He said he believed his great-uncle should have due process but stopped short of defending him.
“I stand with my uncle in terms of his belief of no specific wrongdoing,” Mr. Conyers said. “However, those things need to have their day in court.”
The state senator, who has been in office for about a year, said he had planned to run for re-election next year for his current statehouse seat but would give up that race to run for his great-uncle’s seat in Washington.
“I’m absolutely going to file for his seat. The work of our congressional district, where I come out of, has to continue,” he said. “We have got to have someone who has depth and experience but also historical understanding of what it takes to fight this type of evil in Washington.”
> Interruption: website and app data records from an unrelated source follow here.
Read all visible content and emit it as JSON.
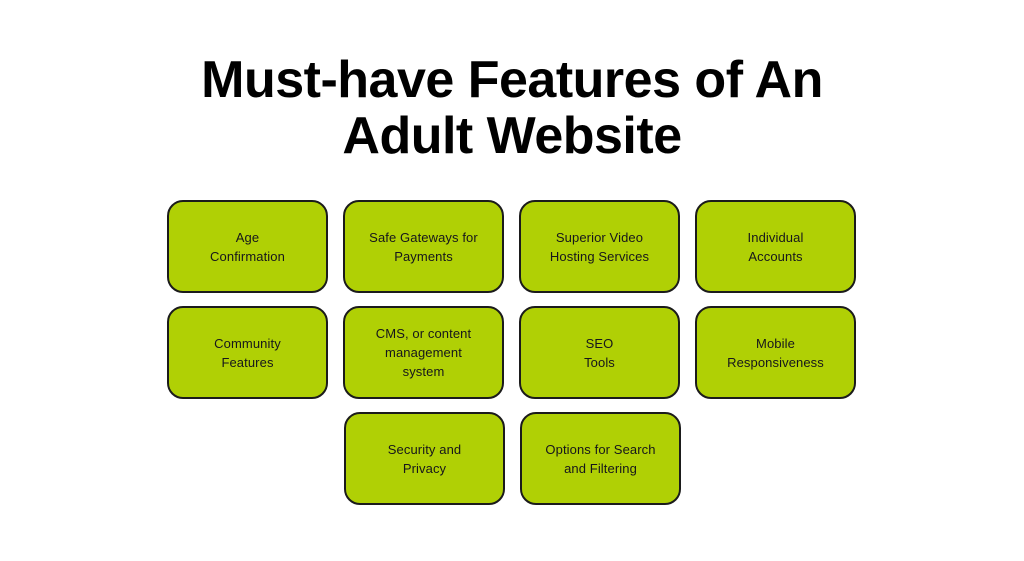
{
  "page": {
    "background_color": "#ffffff",
    "title": "Must-have Features of An\nAdult Website"
  },
  "theme": {
    "card_fill": "#b0d005",
    "card_border": "#1b1b1b",
    "title_color": "#000000",
    "card_text_color": "#16161c"
  },
  "grid": {
    "rows": [
      {
        "cards": [
          {
            "label": "Age\nConfirmation"
          },
          {
            "label": "Safe Gateways for\nPayments"
          },
          {
            "label": "Superior Video\nHosting Services"
          },
          {
            "label": "Individual\nAccounts"
          }
        ]
      },
      {
        "cards": [
          {
            "label": "Community\nFeatures"
          },
          {
            "label": "CMS, or content\nmanagement\nsystem"
          },
          {
            "label": "SEO\nTools"
          },
          {
            "label": "Mobile\nResponsiveness"
          }
        ]
      },
      {
        "offset": true,
        "cards": [
          {
            "label": "Security and\nPrivacy"
          },
          {
            "label": "Options for Search\nand Filtering"
          }
        ]
      }
    ]
  }
}
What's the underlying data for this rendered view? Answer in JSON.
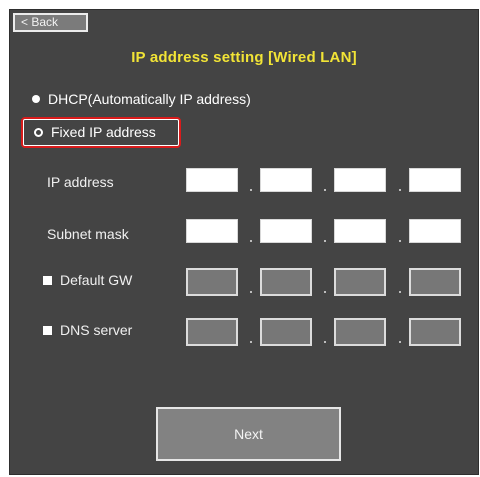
{
  "header": {
    "back_label": "< Back",
    "title": "IP address setting [Wired LAN]"
  },
  "mode": {
    "dhcp_label": "DHCP(Automatically IP address)",
    "fixed_label": "Fixed IP address",
    "selected": "fixed"
  },
  "fields": {
    "ip_address_label": "IP address",
    "subnet_mask_label": "Subnet mask",
    "default_gw_label": "Default GW",
    "dns_server_label": "DNS server",
    "separator": "."
  },
  "footer": {
    "next_label": "Next"
  },
  "colors": {
    "panel_bg": "#444444",
    "title": "#f2e436",
    "highlight": "#d81b1b"
  }
}
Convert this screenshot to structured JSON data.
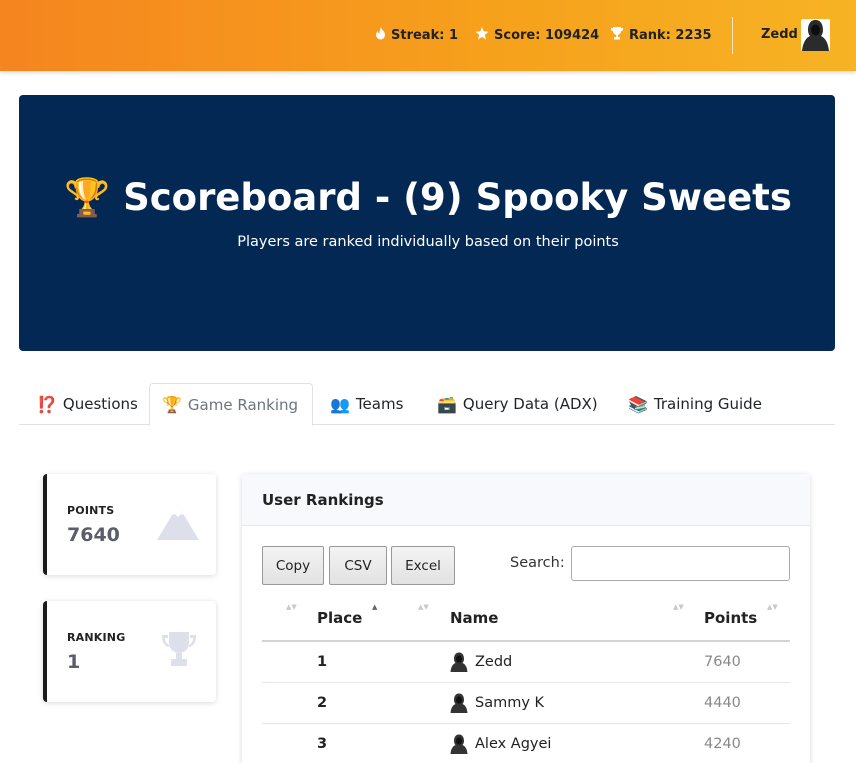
{
  "topbar": {
    "streak": "Streak: 1",
    "score": "Score: 109424",
    "rank": "Rank: 2235",
    "user": "Zedd"
  },
  "hero": {
    "title": "Scoreboard - (9) Spooky Sweets",
    "trophy": "🏆",
    "subtitle": "Players are ranked individually based on their points"
  },
  "tabs": [
    {
      "label": "Questions",
      "icon": "⁉️"
    },
    {
      "label": "Game Ranking",
      "icon": "🏆"
    },
    {
      "label": "Teams",
      "icon": "👥"
    },
    {
      "label": "Query Data (ADX)",
      "icon": "🗃️"
    },
    {
      "label": "Training Guide",
      "icon": "📚"
    }
  ],
  "stats": {
    "points_label": "POINTS",
    "points_value": "7640",
    "ranking_label": "RANKING",
    "ranking_value": "1"
  },
  "rankings": {
    "title": "User Rankings",
    "buttons": {
      "copy": "Copy",
      "csv": "CSV",
      "excel": "Excel"
    },
    "search_label": "Search:",
    "search_value": "",
    "columns": [
      "Place",
      "Name",
      "Points"
    ],
    "rows": [
      {
        "place": "1",
        "name": "Zedd",
        "points": "7640"
      },
      {
        "place": "2",
        "name": "Sammy K",
        "points": "4440"
      },
      {
        "place": "3",
        "name": "Alex Agyei",
        "points": "4240"
      }
    ]
  },
  "colors": {
    "topbar_start": "#f5851f",
    "topbar_end": "#f7b324",
    "hero_bg": "#032853"
  }
}
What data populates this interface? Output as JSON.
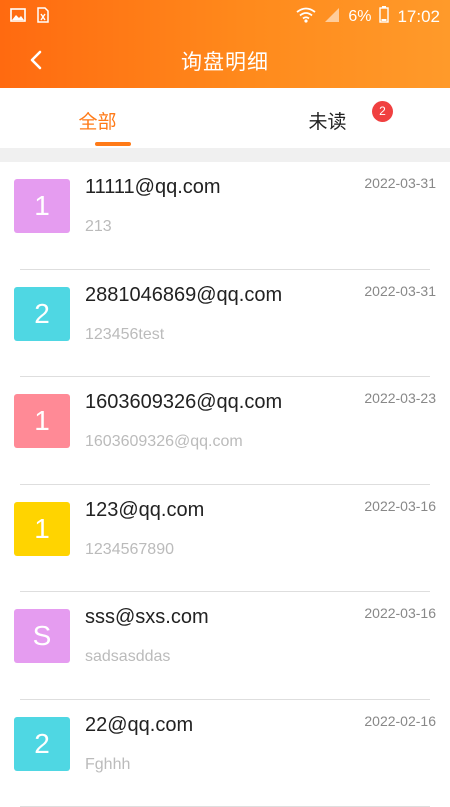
{
  "status_bar": {
    "time": "17:02",
    "battery_percent": "6%",
    "left_icons": [
      "image-icon",
      "sim-icon"
    ],
    "right_icons": [
      "wifi-icon",
      "signal-icon",
      "battery-icon"
    ]
  },
  "header": {
    "title": "询盘明细",
    "back_icon": "chevron-left-icon",
    "gradient": [
      "#ff6a10",
      "#ff9a2a"
    ]
  },
  "tabs": {
    "all_label": "全部",
    "unread_label": "未读",
    "unread_count": "2",
    "active": "all",
    "accent": "#ff7a17"
  },
  "inquiries": [
    {
      "avatar": "1",
      "avatar_color": "#e59cf0",
      "email": "11111@qq.com",
      "date": "2022-03-31",
      "message": "213"
    },
    {
      "avatar": "2",
      "avatar_color": "#4fd7e3",
      "email": "2881046869@qq.com",
      "date": "2022-03-31",
      "message": "123456test"
    },
    {
      "avatar": "1",
      "avatar_color": "#ff8a96",
      "email": "1603609326@qq.com",
      "date": "2022-03-23",
      "message": "1603609326@qq.com"
    },
    {
      "avatar": "1",
      "avatar_color": "#ffd400",
      "email": "123@qq.com",
      "date": "2022-03-16",
      "message": "1234567890"
    },
    {
      "avatar": "S",
      "avatar_color": "#e59cf0",
      "email": "sss@sxs.com",
      "date": "2022-03-16",
      "message": "sadsasddas"
    },
    {
      "avatar": "2",
      "avatar_color": "#4fd7e3",
      "email": "22@qq.com",
      "date": "2022-02-16",
      "message": "Fghhh"
    }
  ]
}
The allegations of sexual misconduct to implicate members of the House of Representatives and Senate in the wake of the increasing trend of women who have come forward to accuse powerful men of having harassed or assaulted them in a sexual manner in the past. In the beginning, these allegations impacted mainly men in the entertainment and news media such as Harvey Weinstein, Kevin Spacey, filmmaker Bruce Ratner, George Takei, Charlie Rose, political pundit Mark Halperin and Matt Lauer.
Slowly, though, the reports also started stretching into the political world. For example, California Congresswoman Jackie Spier, who recently shared her own story of having been sexually harassed in the past, stated that she is aware of at least two currently serving men on Capitol Hill, one from each party, who have been accused of sexually inappropriate contact toward female staffers or other women. Alabama Republican Senate candidate Roy Moore, of course, has been accused of several instances of sexually inappropriate behavior, including two women who accuse him of having sexually assaulted them when they were under sixteen years old. Additionally, a number of women have come forward to accuse Minnesota Senator Al Franken of groping and other inappropriate advances. The allegations against Conyers, several of which came from women who decided to violate the confidentiality provisions of their settlements with the Congressman to come forward, put significant pressure on Democratic leaders to call on Conyers to step aside. By late last week, the entire House Democratic Leadership had done just that and amid those reports, Conyers returned to his home in Michigan and was later reportedly hospitalized due to what his family claimed was stress.
After the retirement of fellow Michigan Congressman John Dingell Jr., Conyers assumed the title of the largely symbolic post “Dean Of The House Of Representatives,” meaning that he was the longest-serving member currently sitting in the House. Dingell had held the position for twenty years and had held his seat in Congress since 1955 when he succeeded his father, who had died while in office. Much like the fight that is now shaping up between Conyers’ son and Grand-Nephew, Dingell was succeeded by his wife, meaning that a member of the Dingell family has held that seat in Congress since Dingell’s father was first elected in 1932. Given the fact that Conyers district is considered safely Democratic, whoever ends up winning the Democratic Primary will effectively win the seat at whatever point a Special Election is held. Succeeding Conyers as Dean Of The House is Alaska Republican Congressman Don Young, a Republican. Young is the first Republican to hold this position since Iowa Congressman Gilbert Naugen, who held the position from 1928 to 1933.